▶ [EXERCISE DETAILS]:
All of the data needs to come back exactly as written.

^^^^

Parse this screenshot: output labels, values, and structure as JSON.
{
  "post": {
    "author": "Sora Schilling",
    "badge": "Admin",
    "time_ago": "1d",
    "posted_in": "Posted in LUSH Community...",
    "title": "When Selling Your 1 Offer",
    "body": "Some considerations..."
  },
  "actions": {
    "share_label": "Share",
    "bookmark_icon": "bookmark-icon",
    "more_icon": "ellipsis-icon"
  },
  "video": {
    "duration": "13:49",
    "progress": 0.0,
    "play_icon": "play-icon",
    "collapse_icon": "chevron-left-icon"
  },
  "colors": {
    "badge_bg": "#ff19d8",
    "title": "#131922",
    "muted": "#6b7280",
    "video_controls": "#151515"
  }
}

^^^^

▶ [SOLVED PROBLEM]:
Parse this screenshot: output labels, values, and structure as JSON.
{
  "post": {
    "author": "Sora Schilling",
    "badge": "Admin",
    "time_ago": "1d",
    "posted_in": "Posted in LUSH Community...",
    "title": "When Selling Your 1 Offer",
    "body": "Some considerations..."
  },
  "actions": {
    "share_label": "Share",
    "bookmark_icon": "bookmark-icon",
    "more_icon": "ellipsis-icon"
  },
  "video": {
    "duration": "13:49",
    "progress": 0.0,
    "play_icon": "play-icon",
    "collapse_icon": "chevron-left-icon"
  },
  "colors": {
    "badge_bg": "#ff19d8",
    "title": "#131922",
    "muted": "#6b7280",
    "video_controls": "#151515"
  }
}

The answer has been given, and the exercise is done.